Data for the task -
####
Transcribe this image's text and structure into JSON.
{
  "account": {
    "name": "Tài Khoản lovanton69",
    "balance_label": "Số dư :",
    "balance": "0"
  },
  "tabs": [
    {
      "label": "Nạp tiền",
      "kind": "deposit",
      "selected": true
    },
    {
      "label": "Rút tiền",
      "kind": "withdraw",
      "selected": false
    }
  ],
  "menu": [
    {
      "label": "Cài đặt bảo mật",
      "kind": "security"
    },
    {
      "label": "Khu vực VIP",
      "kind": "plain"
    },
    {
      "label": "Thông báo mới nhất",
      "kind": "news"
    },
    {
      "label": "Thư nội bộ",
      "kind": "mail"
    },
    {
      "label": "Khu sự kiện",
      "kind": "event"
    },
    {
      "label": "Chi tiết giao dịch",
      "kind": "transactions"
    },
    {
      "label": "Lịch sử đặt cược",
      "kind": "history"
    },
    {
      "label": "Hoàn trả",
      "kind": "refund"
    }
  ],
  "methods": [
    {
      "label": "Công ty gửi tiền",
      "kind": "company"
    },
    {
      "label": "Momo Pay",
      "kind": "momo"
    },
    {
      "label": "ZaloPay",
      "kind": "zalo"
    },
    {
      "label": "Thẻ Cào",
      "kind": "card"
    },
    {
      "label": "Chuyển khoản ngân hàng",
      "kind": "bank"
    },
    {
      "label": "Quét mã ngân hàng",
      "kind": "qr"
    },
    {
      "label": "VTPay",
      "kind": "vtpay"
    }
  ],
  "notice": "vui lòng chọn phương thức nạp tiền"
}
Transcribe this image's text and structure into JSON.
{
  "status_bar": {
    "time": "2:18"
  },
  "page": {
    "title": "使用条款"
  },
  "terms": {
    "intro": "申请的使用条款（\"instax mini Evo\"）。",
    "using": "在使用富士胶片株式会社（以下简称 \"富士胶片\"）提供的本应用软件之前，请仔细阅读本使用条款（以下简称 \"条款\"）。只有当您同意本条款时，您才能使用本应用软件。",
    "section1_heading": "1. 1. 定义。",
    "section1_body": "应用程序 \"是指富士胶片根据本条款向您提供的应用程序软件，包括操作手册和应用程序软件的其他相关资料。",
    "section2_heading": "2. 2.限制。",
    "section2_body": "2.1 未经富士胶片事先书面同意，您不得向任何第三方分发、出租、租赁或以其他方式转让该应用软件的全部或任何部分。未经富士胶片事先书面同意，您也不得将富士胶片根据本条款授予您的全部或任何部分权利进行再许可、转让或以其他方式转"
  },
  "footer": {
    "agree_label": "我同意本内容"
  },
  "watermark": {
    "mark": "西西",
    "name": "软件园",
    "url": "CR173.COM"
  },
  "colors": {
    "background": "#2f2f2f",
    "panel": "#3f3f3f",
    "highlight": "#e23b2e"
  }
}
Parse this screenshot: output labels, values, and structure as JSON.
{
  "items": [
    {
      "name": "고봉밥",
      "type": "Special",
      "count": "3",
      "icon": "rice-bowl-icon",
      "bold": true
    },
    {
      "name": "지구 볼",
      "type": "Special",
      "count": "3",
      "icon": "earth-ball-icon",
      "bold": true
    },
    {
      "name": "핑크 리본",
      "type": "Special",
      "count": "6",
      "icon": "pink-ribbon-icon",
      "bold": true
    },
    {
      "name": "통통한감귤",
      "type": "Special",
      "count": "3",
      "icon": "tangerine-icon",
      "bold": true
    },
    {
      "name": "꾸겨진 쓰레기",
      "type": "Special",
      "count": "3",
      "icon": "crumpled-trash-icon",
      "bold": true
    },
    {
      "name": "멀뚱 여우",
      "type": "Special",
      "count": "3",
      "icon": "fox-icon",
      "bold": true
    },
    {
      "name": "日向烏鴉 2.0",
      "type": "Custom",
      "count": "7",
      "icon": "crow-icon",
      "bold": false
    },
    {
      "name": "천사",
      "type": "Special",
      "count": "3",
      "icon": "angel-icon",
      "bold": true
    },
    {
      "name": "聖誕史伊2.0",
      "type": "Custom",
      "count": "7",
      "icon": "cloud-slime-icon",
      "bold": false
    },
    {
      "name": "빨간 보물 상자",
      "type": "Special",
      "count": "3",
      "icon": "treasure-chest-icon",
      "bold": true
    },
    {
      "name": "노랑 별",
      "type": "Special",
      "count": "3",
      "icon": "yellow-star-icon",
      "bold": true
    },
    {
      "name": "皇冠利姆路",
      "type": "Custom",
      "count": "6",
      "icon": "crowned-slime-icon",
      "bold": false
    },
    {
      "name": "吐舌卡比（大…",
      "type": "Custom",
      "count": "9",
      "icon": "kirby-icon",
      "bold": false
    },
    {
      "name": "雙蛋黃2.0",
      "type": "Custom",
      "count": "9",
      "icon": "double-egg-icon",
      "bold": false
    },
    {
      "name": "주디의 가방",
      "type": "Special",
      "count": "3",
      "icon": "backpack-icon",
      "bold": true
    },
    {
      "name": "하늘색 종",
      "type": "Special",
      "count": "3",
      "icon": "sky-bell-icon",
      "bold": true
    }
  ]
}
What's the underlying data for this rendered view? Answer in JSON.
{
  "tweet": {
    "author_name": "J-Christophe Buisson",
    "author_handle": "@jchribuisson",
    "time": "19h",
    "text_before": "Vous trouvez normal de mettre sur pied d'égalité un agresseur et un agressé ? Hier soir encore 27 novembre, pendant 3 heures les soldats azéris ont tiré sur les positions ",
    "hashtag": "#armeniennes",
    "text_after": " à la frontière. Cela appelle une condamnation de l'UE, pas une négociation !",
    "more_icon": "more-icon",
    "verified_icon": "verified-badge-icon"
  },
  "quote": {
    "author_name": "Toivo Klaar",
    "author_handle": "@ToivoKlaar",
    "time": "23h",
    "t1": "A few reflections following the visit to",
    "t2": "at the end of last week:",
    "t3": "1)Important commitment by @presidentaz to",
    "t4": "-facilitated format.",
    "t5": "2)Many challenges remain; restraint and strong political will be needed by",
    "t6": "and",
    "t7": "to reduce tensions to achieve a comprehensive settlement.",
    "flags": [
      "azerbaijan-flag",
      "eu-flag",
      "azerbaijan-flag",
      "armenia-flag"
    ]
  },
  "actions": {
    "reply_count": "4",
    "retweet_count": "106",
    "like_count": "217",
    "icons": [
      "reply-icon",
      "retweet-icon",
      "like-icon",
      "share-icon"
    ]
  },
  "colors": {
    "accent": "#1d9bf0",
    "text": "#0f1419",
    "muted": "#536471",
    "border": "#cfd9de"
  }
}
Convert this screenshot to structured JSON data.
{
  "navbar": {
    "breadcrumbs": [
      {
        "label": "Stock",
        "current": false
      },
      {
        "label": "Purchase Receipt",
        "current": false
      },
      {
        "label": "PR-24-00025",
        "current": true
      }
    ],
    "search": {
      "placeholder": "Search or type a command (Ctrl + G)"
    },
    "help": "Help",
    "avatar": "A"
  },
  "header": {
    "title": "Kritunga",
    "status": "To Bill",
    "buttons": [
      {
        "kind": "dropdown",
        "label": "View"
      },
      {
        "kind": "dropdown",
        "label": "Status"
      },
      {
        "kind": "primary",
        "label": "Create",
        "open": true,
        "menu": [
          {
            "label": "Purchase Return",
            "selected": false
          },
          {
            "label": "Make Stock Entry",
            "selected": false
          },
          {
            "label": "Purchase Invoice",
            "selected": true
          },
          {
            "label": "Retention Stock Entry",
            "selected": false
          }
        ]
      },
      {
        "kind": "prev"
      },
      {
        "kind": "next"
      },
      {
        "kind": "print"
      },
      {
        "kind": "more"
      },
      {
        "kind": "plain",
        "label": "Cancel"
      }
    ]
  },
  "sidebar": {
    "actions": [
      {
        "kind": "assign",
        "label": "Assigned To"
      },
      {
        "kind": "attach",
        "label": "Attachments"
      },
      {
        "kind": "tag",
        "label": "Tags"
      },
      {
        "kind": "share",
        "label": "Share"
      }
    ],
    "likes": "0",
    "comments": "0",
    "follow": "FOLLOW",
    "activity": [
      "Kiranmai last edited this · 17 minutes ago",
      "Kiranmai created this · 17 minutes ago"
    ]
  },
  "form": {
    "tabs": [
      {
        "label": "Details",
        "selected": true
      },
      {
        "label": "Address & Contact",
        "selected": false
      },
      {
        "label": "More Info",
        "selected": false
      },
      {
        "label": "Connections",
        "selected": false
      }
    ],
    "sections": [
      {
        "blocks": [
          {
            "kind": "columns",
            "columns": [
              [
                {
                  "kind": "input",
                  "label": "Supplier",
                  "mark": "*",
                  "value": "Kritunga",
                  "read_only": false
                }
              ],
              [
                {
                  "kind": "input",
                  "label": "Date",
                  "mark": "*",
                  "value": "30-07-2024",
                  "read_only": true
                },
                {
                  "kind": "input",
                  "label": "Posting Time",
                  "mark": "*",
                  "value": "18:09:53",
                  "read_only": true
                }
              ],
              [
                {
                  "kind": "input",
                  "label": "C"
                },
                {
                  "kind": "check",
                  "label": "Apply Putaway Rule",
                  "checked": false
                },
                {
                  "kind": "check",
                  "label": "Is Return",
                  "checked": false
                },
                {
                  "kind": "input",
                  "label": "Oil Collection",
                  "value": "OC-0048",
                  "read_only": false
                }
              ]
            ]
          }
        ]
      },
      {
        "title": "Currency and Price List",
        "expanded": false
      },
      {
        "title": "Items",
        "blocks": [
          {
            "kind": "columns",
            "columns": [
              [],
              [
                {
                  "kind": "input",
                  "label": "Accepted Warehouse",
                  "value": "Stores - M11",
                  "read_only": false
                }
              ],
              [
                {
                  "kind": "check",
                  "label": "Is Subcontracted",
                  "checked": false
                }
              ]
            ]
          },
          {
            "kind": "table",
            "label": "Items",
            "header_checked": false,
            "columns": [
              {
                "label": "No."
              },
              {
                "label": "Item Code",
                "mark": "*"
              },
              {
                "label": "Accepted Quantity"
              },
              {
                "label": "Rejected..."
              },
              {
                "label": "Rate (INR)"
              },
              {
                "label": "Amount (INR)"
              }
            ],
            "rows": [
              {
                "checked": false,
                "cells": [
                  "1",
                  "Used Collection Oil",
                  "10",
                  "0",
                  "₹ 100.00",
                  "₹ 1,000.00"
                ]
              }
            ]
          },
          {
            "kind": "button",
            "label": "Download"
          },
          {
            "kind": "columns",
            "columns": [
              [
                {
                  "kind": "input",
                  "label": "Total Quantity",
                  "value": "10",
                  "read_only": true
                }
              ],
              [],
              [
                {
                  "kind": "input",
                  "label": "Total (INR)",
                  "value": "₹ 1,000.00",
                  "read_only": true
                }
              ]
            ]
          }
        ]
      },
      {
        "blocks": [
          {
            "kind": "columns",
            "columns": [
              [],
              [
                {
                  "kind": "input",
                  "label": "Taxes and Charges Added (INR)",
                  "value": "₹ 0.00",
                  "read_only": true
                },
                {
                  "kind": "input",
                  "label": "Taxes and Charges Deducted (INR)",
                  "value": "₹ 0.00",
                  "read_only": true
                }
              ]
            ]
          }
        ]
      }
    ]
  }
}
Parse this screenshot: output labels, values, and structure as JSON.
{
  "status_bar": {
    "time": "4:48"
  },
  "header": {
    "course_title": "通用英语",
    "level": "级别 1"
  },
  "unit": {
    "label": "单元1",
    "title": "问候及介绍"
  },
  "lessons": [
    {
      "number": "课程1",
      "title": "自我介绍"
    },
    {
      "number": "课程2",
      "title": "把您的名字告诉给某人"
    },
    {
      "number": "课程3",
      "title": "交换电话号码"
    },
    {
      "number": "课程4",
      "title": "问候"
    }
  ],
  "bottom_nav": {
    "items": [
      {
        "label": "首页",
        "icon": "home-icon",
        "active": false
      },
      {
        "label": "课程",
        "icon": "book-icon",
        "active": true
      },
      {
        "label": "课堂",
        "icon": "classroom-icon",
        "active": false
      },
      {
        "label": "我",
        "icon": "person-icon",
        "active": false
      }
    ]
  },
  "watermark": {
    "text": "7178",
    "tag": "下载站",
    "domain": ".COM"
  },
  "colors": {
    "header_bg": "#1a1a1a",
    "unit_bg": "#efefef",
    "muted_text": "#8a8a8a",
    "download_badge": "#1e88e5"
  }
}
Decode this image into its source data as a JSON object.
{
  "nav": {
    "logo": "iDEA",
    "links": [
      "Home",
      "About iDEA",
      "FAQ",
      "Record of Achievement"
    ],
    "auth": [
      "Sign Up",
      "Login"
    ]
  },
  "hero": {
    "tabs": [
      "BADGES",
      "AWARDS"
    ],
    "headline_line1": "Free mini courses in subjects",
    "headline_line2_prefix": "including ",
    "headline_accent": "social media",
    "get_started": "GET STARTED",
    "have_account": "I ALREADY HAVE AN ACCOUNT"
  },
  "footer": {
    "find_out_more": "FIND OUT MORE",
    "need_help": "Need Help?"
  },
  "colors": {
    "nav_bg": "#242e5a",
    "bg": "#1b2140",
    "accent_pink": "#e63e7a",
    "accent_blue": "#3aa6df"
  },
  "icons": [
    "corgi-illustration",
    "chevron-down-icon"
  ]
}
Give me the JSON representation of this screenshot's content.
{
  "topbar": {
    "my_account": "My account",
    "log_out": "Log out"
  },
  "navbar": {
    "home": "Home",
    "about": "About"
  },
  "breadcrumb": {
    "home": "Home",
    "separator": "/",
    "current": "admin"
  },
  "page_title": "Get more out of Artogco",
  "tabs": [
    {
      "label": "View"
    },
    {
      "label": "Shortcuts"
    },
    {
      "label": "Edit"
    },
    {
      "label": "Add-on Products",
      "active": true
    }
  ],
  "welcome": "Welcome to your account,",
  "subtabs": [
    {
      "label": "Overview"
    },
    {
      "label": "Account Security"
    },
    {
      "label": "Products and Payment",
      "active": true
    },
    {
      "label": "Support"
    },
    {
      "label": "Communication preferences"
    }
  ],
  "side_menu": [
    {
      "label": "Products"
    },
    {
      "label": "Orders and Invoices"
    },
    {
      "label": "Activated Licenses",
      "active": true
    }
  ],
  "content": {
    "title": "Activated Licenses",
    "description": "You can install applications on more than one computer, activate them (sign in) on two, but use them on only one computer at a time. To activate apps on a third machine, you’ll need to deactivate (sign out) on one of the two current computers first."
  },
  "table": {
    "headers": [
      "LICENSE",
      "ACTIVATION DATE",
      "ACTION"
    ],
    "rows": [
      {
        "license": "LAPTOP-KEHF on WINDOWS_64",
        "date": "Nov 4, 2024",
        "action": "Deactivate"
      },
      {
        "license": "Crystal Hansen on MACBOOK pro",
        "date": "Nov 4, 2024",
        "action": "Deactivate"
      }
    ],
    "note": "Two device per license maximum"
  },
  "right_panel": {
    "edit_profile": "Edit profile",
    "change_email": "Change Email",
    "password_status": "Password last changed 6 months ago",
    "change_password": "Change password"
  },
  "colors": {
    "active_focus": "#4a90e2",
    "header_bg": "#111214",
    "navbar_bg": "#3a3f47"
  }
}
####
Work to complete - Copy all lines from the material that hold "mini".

Answer box -
    "intro": "申请的使用条款（\"instax mini Evo\"）。",
    "headline_line1": "Free mini courses in subjects",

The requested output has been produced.